» Activity
All of the entries below must be copied out exactly.

» Data in this exercise

# # # # # # #

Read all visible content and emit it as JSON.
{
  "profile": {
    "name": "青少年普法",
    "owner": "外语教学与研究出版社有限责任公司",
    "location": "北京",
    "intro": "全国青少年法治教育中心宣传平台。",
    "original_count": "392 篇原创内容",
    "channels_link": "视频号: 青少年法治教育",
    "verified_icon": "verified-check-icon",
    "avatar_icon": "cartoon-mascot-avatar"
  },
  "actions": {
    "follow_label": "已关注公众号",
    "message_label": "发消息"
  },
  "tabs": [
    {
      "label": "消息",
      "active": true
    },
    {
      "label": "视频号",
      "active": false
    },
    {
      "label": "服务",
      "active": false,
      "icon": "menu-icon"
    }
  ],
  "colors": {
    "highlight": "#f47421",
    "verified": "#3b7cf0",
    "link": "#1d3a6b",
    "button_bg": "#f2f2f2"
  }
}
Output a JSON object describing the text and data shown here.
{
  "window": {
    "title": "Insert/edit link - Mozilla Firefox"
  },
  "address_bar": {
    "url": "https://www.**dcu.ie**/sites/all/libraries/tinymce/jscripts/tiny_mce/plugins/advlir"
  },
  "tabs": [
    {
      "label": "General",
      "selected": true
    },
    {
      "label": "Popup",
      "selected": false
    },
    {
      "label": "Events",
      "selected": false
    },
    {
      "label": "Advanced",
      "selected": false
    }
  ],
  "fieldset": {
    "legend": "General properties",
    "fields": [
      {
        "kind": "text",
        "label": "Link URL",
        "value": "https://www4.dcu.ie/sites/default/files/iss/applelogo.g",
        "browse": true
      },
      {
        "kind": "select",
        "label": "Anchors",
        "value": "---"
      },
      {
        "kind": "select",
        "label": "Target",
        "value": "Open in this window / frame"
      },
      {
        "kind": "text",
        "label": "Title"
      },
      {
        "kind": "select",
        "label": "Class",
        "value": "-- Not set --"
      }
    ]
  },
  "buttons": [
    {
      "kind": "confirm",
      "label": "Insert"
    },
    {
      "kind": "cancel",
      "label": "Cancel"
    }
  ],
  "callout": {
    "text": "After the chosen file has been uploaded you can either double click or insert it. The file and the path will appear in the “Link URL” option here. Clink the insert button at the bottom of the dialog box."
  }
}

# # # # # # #

» Written response
Read all visible content and emit it as JSON.
{
  "profile": {
    "name": "青少年普法",
    "owner": "外语教学与研究出版社有限责任公司",
    "location": "北京",
    "intro": "全国青少年法治教育中心宣传平台。",
    "original_count": "392 篇原创内容",
    "channels_link": "视频号: 青少年法治教育",
    "verified_icon": "verified-check-icon",
    "avatar_icon": "cartoon-mascot-avatar"
  },
  "actions": {
    "follow_label": "已关注公众号",
    "message_label": "发消息"
  },
  "tabs": [
    {
      "label": "消息",
      "active": true
    },
    {
      "label": "视频号",
      "active": false
    },
    {
      "label": "服务",
      "active": false,
      "icon": "menu-icon"
    }
  ],
  "colors": {
    "highlight": "#f47421",
    "verified": "#3b7cf0",
    "link": "#1d3a6b",
    "button_bg": "#f2f2f2"
  }
}
Output a JSON object describing the text and data shown here.
{
  "window": {
    "title": "Insert/edit link - Mozilla Firefox"
  },
  "address_bar": {
    "url": "https://www.**dcu.ie**/sites/all/libraries/tinymce/jscripts/tiny_mce/plugins/advlir"
  },
  "tabs": [
    {
      "label": "General",
      "selected": true
    },
    {
      "label": "Popup",
      "selected": false
    },
    {
      "label": "Events",
      "selected": false
    },
    {
      "label": "Advanced",
      "selected": false
    }
  ],
  "fieldset": {
    "legend": "General properties",
    "fields": [
      {
        "kind": "text",
        "label": "Link URL",
        "value": "https://www4.dcu.ie/sites/default/files/iss/applelogo.g",
        "browse": true
      },
      {
        "kind": "select",
        "label": "Anchors",
        "value": "---"
      },
      {
        "kind": "select",
        "label": "Target",
        "value": "Open in this window / frame"
      },
      {
        "kind": "text",
        "label": "Title"
      },
      {
        "kind": "select",
        "label": "Class",
        "value": "-- Not set --"
      }
    ]
  },
  "buttons": [
    {
      "kind": "confirm",
      "label": "Insert"
    },
    {
      "kind": "cancel",
      "label": "Cancel"
    }
  ],
  "callout": {
    "text": "After the chosen file has been uploaded you can either double click or insert it. The file and the path will appear in the “Link URL” option here. Clink the insert button at the bottom of the dialog box."
  }
}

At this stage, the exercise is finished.